Alter Stotz "Billie Pride"
There is no delicate way to put this. Fredericksburg High School once had an image problem. Many people outside Gillespie County mistakenly thought the school's mascot was a Hillbilly, not a Battlin' Billie. It took a little PR work and a legendary billy goat named Alter Stolz to clear up the confusion.
In an article in the Fredericksburg Standard some years ago, long-time Fredericksburg head football coach and athletic director Carlin Wicker traced the origins of the FHS mascot controversy to an early 20th century athletic contest between Fredericksburg High School and Main Avenue High School in San Antonio (later Fox Tech). Although Fredericksburg lost a close game, a San Antonio sportswriter wrote "Those boys from up in the hills" battled Main Avenue "like a bunch of billy goats."
The Fredericksburg athletes, students and fans liked what the sportswriter had written and informally adopted the nickname "Hill Billies" (two words) meaning "Billie Goats of the Hills."
As it turned out a billy goat was the ideal mascot for Fredericksburg High School. Goats were very important to the economy of the Hill Country. The Goat King, Adolph Stieler, raised more goats on his ranch between Fredericksburg and Comfort than any rancher in the world.
The problem with the mascot was that the rest of the world didn't get it. Outsiders, through ignorance or otherwise, thought the FHS mascot was a "Hillbilly," (one word) - a person from a hilly or mountainous region that is out of touch with the modern world. San Antonio newspapers regularly called the Fredericksburg athletic teams the "Hillbillies."
The controversy raged for 30 years. FHS head football coach Ewell Sessom made some progress when he began referring to his athletic teams as the "Battlin' Billies," but outside Gillespie County the new name was slow catching on.

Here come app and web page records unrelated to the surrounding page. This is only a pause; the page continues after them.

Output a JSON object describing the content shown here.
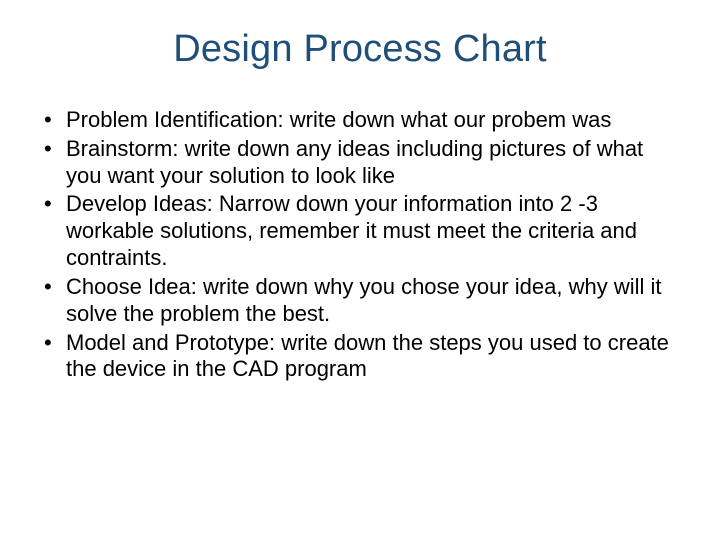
{
  "title": "Design Process Chart",
  "bullets": [
    "Problem Identification:  write down what our probem was",
    "Brainstorm:  write down any ideas including pictures of what you want your solution to look like",
    "Develop Ideas:  Narrow down your information into 2 -3 workable solutions, remember it must meet the criteria and contraints.",
    "Choose Idea:  write down why you chose your idea, why will it solve the problem the best.",
    "Model and Prototype:  write down the steps you used to create the device in the CAD program"
  ]
}
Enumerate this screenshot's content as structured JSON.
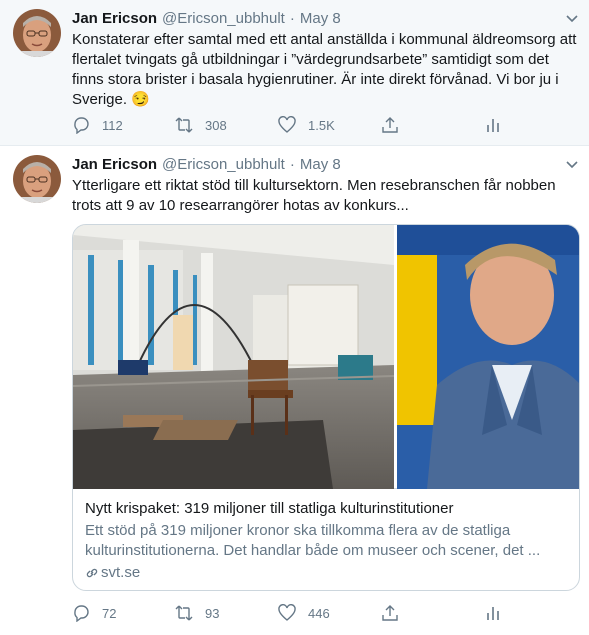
{
  "tweets": [
    {
      "author_name": "Jan Ericson",
      "handle": "@Ericson_ubbhult",
      "separator": "·",
      "date": "May 8",
      "text": "Konstaterar efter samtal med ett antal anställda i kommunal äldreomsorg att flertalet tvingats gå utbildningar i ”värdegrundsarbete” samtidigt som det finns stora brister i basala hygienrutiner. Är inte direkt förvånad. Vi bor ju i Sverige. 😏",
      "reply_count": "112",
      "retweet_count": "308",
      "like_count": "1.5K"
    },
    {
      "author_name": "Jan Ericson",
      "handle": "@Ericson_ubbhult",
      "separator": "·",
      "date": "May 8",
      "text": "Ytterligare ett riktat stöd till kultursektorn. Men resebranschen får nobben trots att 9 av 10 researrangörer hotas av konkurs...",
      "card": {
        "title": "Nytt krispaket: 319 miljoner till statliga kulturinstitutioner",
        "description": "Ett stöd på 319 miljoner kronor ska tillkomma flera av de statliga kulturinstitutionerna. Det handlar både om museer och scener, det ...",
        "domain": "svt.se"
      },
      "reply_count": "72",
      "retweet_count": "93",
      "like_count": "446"
    }
  ],
  "colors": {
    "text_primary": "#14171a",
    "text_secondary": "#657786",
    "border": "#e6ecf0",
    "hover_bg": "#f5f8fa"
  }
}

When Carlin Wicker arrived in Fredericksburg in 1963 there was still confusion over whether or not FHS was the "Battlin' Billies" or the Hillbillies. Then Alter Stolz made his historic debut as FHS mascot at a pep rally on October 21, 1966, prior to the Fredericksburg/Uvalde football game.
The story goes that Billie Booster Glenn Quinn came up with the idea of using a live goat as the team mascot. Quinn chose a magnificent angora with a spectacular set of horns from Benno Eckert's herd in Willow City. The animal was Benno's bell goat and family pet.
His name was Alter Stolz. It means "Old Pride."
That day at the pep rally, in front of a roaring crowd, Alter Stolz pranced in, nose in the air - looking like he wanted to butt something. He wore a flashy read and white blanket that read "Alter Stolz, FHS, Battlin' Billies." It was a pivotal moment in the history Fredericksburg High School athletics.
Well, Fredericksburg won the game against Uvalde that night and went on to win the district championship. Whether he deserved it or not Ol' Alter Stolz got a lion's share of the credit. "Billie Pride, Uber Alles" became the battle cry that carried the FHS Battlin' Billies to athletic glory.
Glenn Quinn and Sonny Bonn were the goat keepers, and they treated Alter Stolz like a king. His majesty got a royal shearing each year at the Pioneer Museum. Dr. Curtis Eckhardt gave him his yearly checkups. And Alter Stolz, never camera shy, always got a wash and a rinse before having his picture taken for the Mesa.
For several years Alter Stolz traveled with the football team, and he appeared at many special events. He became a part of the culture. He logged close to 7,000 travel miles in his illustrious career. The publicity he received cleared up the mascot question once and for all.
Alter Stolz died in 1973, but in a way he's still around. His mounted head is on display at Fredericksburg High School. The rest of him is buried on a hill overlooking the football stadium where people say his spirit, like a foggy apparition, is sometimes seen, hanging over the field, urging the Battlin' Billies on to victory.
Or maybe it's just smoke from the concession stand.
© Michael Barr
"Hindsights" December 18, 2020 Column
"Alter Stolz, School Mascot, Died Last Week," Fredericksburg Standard, January 24, 1973
"FHS Campus Comet," Fredericksburg Standard, September 30, 1970.